Where there is evidence of service of process and evidence against service of process, the court must engage in an evidentiary hearing regarding whether process was served even if the evidence of service of process is not in strict compliance with Section 2-203 of the Code of Civil Procedure.
The 1st District Appellate Court reversed and remanded a decision from Cook County Associate Judge Moira S. Johnson.
On June 22, 2014, Jacoby Hoskins was in an automobile collision when he attempted to turn left in front of a vehicle driven by Frederick Smith and was struck by Smith’s vehicle.
Michelle Mayfield was a passenger in Smith’s car and claimed she was injured in the collision. On June 13, 2016, Mayfield filed suit against Smith and Hoskins, alleging that each had been negligent.
The Cook County Sheriff’s Office filed an affidavit stating that they had attempted service of Hoskins at his address of record four times between June 22 and July 5 and had been unable to effectuate service. An alias summons was issued to each defendant on Sept. 19, 2016. The case was continued multiple times due to difficulties with service of process.
Smith appeared on May 3, 2017, and filed an answer and cross-claim for contribution. Approximately four months later, on Aug. 24,the special process server filed an affidavit of service attesting that on Sept. 25, 2016 he left a copy with an individual named Jonnett Hoskins who identified herself as Hoskins’ grandmother at Hoskins’ address and mailed another copy to the same address. This affidavit was not notarized.
Hoskins moved to quash service, including notarized affidavits from himself and Jonnett attesting that neither had ever been served. The trial court granted the motion to quash and another set of summons were issued.
Hoskins moved to dismiss, arguing that Mayfield had not been diligent in serving him. Mayfield filed a response, including several previously unsubmitted affidavits by the special process server, including a notarized affidavit of service in September 2016. The trial court granted Hoskins’ dismissal. Mayfield appealed.
On appeal, Mayfield argued that the trial court should have held an evidentiary hearing and erred in granting dismissal. The appellate court examined the record, noting that there were two relevant documents attesting to the service of process against Hoskins: the affidavit of service on Sept. 25, 2016, filed a year later unnotarized, and an email sent to Hoskins’ counsel contemporaneously with the service but not filed with the court prior to the motion to quash. Neither complied with the requirements of service of process.

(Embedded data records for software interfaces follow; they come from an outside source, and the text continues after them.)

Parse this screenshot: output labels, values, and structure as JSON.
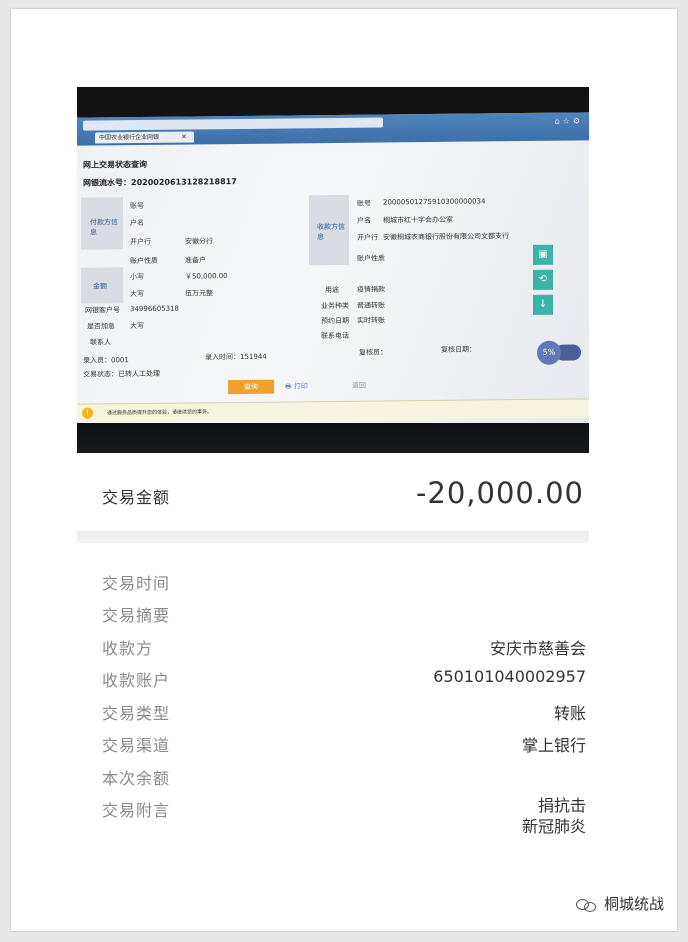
{
  "summary": {
    "amount_label": "交易金额",
    "amount_value": "-20,000.00"
  },
  "details": [
    {
      "label": "交易时间",
      "value": ""
    },
    {
      "label": "交易摘要",
      "value": ""
    },
    {
      "label": "收款方",
      "value": "安庆市慈善会"
    },
    {
      "label": "收款账户",
      "value": "650101040002957"
    },
    {
      "label": "交易类型",
      "value": "转账"
    },
    {
      "label": "交易渠道",
      "value": "掌上银行"
    },
    {
      "label": "本次余额",
      "value": ""
    },
    {
      "label": "交易附言",
      "value_lines": [
        "捐抗击",
        "新冠肺炎"
      ]
    }
  ],
  "footer": {
    "source": "桐城统战",
    "icon": "wechat-icon"
  },
  "photo": {
    "tab_title": "中国农业银行企业网银",
    "page_title": "网上交易状态查询",
    "serial_label": "网银流水号：",
    "serial_value": "2020020613128218817",
    "payer_header": "付款方信息",
    "payee_header": "收款方信息",
    "account_no_label": "账号",
    "name_label": "户名",
    "bank_label": "开户行",
    "account_type_label": "账户性质",
    "payer_bank": "安徽分行",
    "payer_account_type": "准备户",
    "payee_account": "20000501275910300000034",
    "payee_name": "桐城市红十字会办公室",
    "payee_bank": "安徽桐城农商银行股份有限公司文都支行",
    "amount_header": "金额",
    "small_label": "小写",
    "small_value": "￥50,000.00",
    "big_label": "大写",
    "big_value": "伍万元整",
    "purpose_label": "用途",
    "purpose_value": "疫情捐款",
    "business_type_label": "业务种类",
    "business_type_value": "普通转账",
    "date_label": "预约日期",
    "date_value": "实时转账",
    "contact_label": "联系电话",
    "cust_no_label": "网银客户号",
    "cust_no_value": "34996605318",
    "urgent_label": "是否加急",
    "contact_person_label": "联系人",
    "operator_label": "录入员：0001",
    "entry_time_label": "录入时间：151944",
    "reviewer_label": "复核员：",
    "review_date_label": "复核日期：",
    "status_label": "交易状态：已转人工处理",
    "query_button": "查询",
    "print_button": "打印",
    "back_button": "返回",
    "notice_text": "通过服务品质提升您的体验，请继续您的事务。",
    "speed_text": "5%"
  },
  "colors": {
    "accent": "#3bb3a6",
    "query_button": "#f2a02d",
    "label_gray": "#8a8a8a"
  }
}
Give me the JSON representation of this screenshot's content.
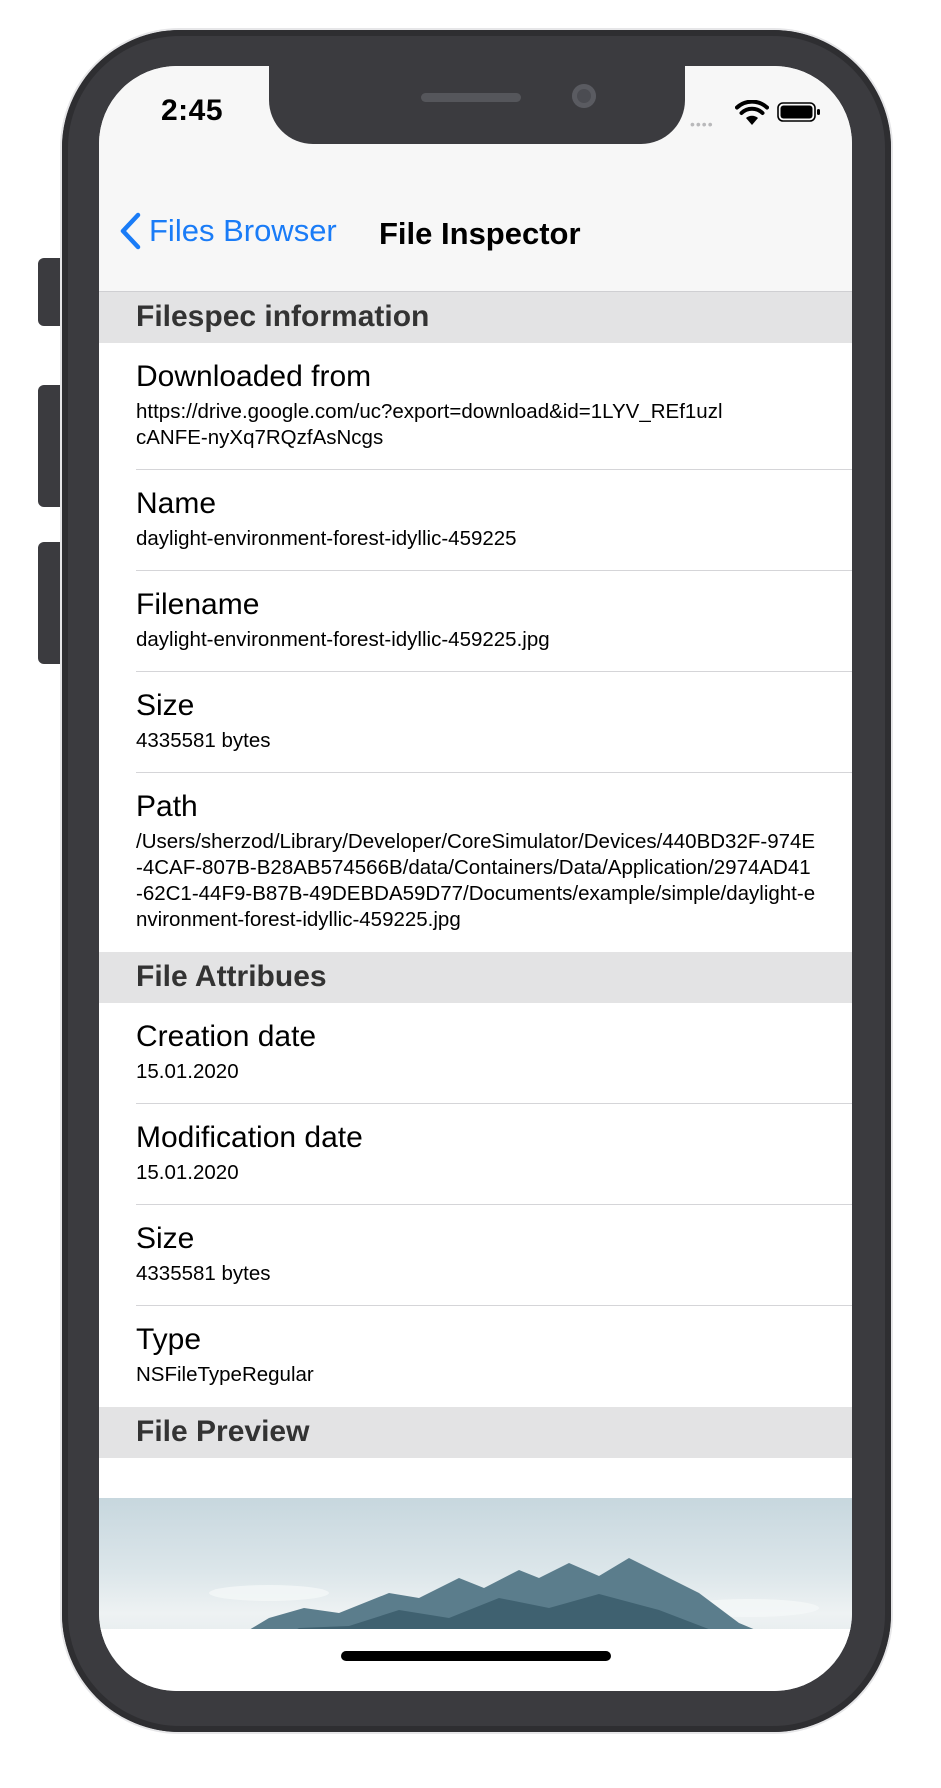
{
  "status_bar": {
    "time": "2:45",
    "signal": "••••",
    "icons": [
      "wifi-icon",
      "battery-icon"
    ]
  },
  "nav": {
    "back_label": "Files Browser",
    "title": "File Inspector",
    "accent_color": "#1a7cf7"
  },
  "sections": {
    "filespec": {
      "header": "Filespec information",
      "rows": [
        {
          "title": "Downloaded from",
          "value": "https://drive.google.com/uc?export=download&id=1LYV_REf1uzlcANFE-nyXq7RQzfAsNcgs"
        },
        {
          "title": "Name",
          "value": "daylight-environment-forest-idyllic-459225"
        },
        {
          "title": "Filename",
          "value": "daylight-environment-forest-idyllic-459225.jpg"
        },
        {
          "title": "Size",
          "value": "4335581 bytes"
        },
        {
          "title": "Path",
          "value": "/Users/sherzod/Library/Developer/CoreSimulator/Devices/440BD32F-974E-4CAF-807B-B28AB574566B/data/Containers/Data/Application/2974AD41-62C1-44F9-B87B-49DEBDA59D77/Documents/example/simple/daylight-environment-forest-idyllic-459225.jpg"
        }
      ]
    },
    "attributes": {
      "header": "File Attribues",
      "rows": [
        {
          "title": "Creation date",
          "value": "15.01.2020"
        },
        {
          "title": "Modification date",
          "value": "15.01.2020"
        },
        {
          "title": "Size",
          "value": "4335581 bytes"
        },
        {
          "title": "Type",
          "value": "NSFileTypeRegular"
        }
      ]
    },
    "preview": {
      "header": "File Preview"
    }
  }
}
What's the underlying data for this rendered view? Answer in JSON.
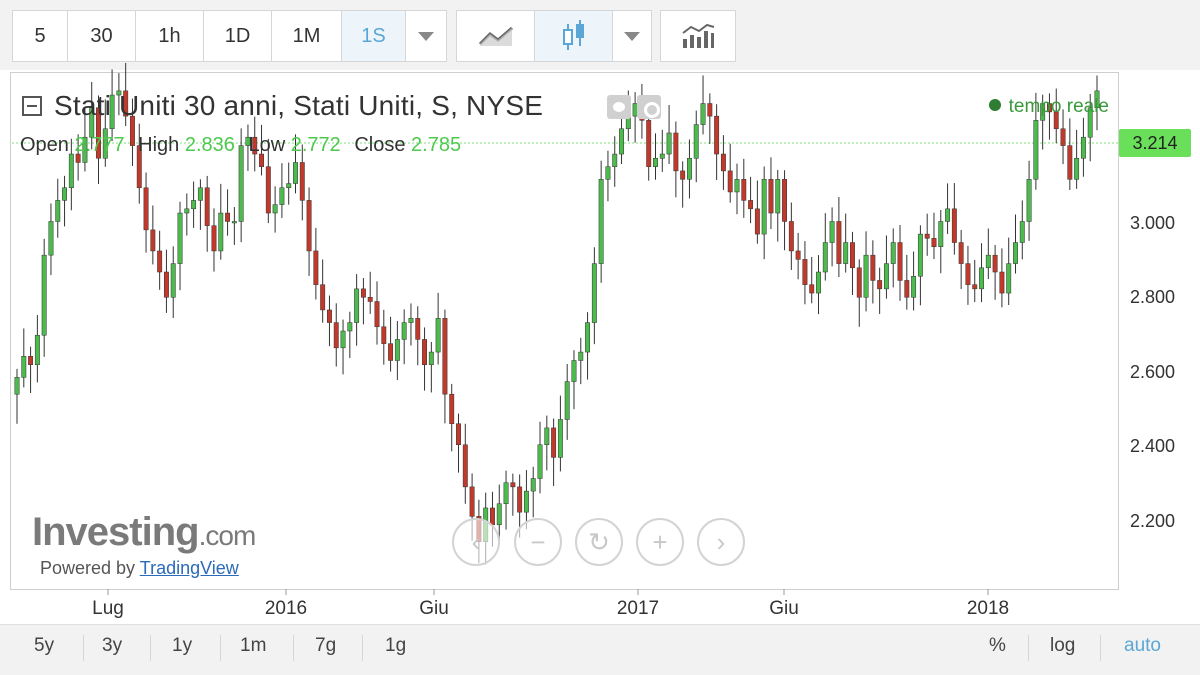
{
  "toolbar": {
    "intervals": [
      "5",
      "30",
      "1h",
      "1D",
      "1M",
      "1S"
    ],
    "active_interval": "1S"
  },
  "chart_header": {
    "title": "Stati Uniti 30 anni, Stati Uniti, S, NYSE",
    "realtime_label": "tempo reale",
    "ohlc": {
      "open_label": "Open",
      "open": "2.777",
      "high_label": "High",
      "high": "2.836",
      "low_label": "Low",
      "low": "2.772",
      "close_label": "Close",
      "close": "2.785"
    }
  },
  "current_price": "3.214",
  "branding": {
    "logo_main": "Investing",
    "logo_suffix": ".com",
    "powered_prefix": "Powered by",
    "powered_link": "TradingView"
  },
  "bottom": {
    "ranges": [
      "5y",
      "3y",
      "1y",
      "1m",
      "7g",
      "1g"
    ],
    "percent_label": "%",
    "log_label": "log",
    "auto_label": "auto"
  },
  "colors": {
    "up": "#4cba4c",
    "down": "#c0392b",
    "active_blue": "#5aa7d6",
    "price_tag": "#6adf5a"
  },
  "chart_data": {
    "type": "candlestick",
    "title": "Stati Uniti 30 anni, Stati Uniti, S, NYSE",
    "x_tick_labels": [
      "Lug",
      "2016",
      "Giu",
      "2017",
      "Giu",
      "2018"
    ],
    "y_tick_labels": [
      "2.200",
      "2.400",
      "2.600",
      "2.800",
      "3.000"
    ],
    "ylim": [
      2.03,
      3.25
    ],
    "grid": false,
    "series_close": [
      2.53,
      2.58,
      2.56,
      2.63,
      2.82,
      2.9,
      2.95,
      2.98,
      3.06,
      3.04,
      3.1,
      3.17,
      3.05,
      3.12,
      3.2,
      3.21,
      3.15,
      3.08,
      2.98,
      2.88,
      2.83,
      2.78,
      2.72,
      2.8,
      2.92,
      2.93,
      2.95,
      2.98,
      2.89,
      2.83,
      2.92,
      2.9,
      2.9,
      3.08,
      3.1,
      3.06,
      3.03,
      2.92,
      2.94,
      2.98,
      2.99,
      3.04,
      2.95,
      2.83,
      2.75,
      2.69,
      2.66,
      2.6,
      2.64,
      2.66,
      2.74,
      2.72,
      2.71,
      2.65,
      2.61,
      2.57,
      2.62,
      2.66,
      2.67,
      2.62,
      2.56,
      2.59,
      2.67,
      2.49,
      2.42,
      2.37,
      2.27,
      2.2,
      2.14,
      2.22,
      2.18,
      2.23,
      2.28,
      2.27,
      2.21,
      2.26,
      2.29,
      2.37,
      2.41,
      2.34,
      2.43,
      2.52,
      2.57,
      2.59,
      2.66,
      2.8,
      3.0,
      3.03,
      3.06,
      3.12,
      3.15,
      3.18,
      3.14,
      3.03,
      3.05,
      3.06,
      3.11,
      3.02,
      3.0,
      3.05,
      3.13,
      3.18,
      3.15,
      3.06,
      3.02,
      2.97,
      3.0,
      2.95,
      2.93,
      2.87,
      3.0,
      2.92,
      3.0,
      2.9,
      2.83,
      2.81,
      2.75,
      2.73,
      2.78,
      2.85,
      2.9,
      2.8,
      2.85,
      2.79,
      2.72,
      2.82,
      2.76,
      2.74,
      2.8,
      2.85,
      2.76,
      2.72,
      2.77,
      2.87,
      2.86,
      2.84,
      2.9,
      2.93,
      2.85,
      2.8,
      2.75,
      2.74,
      2.79,
      2.82,
      2.78,
      2.73,
      2.8,
      2.85,
      2.9,
      3.0,
      3.14,
      3.18,
      3.16,
      3.12,
      3.08,
      3.0,
      3.05,
      3.1,
      3.17,
      3.21
    ]
  }
}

However, the appellate court found that the documents, together, amounted to adequate proof of service of process. The affidavit contained the requisite language and was properly filed but was not notarized, and the email was not filed and lacked the requisite language but was certified and contemporaneous to the service.
The affidavit was not notarized, which the trial court emphasized weakened but did not destroy its evidentiary value. As there was evidence of service on one side and affidavits denying service on the other, the trial court was presented with a question of fact, which the appellate court held it had an obligation to resolve prior to settling the motion to quash.
As a result, the appellate court remanded to the circuit court for additional resolution.
Michelle Mayfield v. Frederick Smith and Jacoby Hoskins
2019 Ill. App. 181899
Writing for the court: Justice Robert E. Gordon
Concurring: Justices Margaret Stanton McBride and Eileen O’Neill Burke
Released: Jan. 2, 2020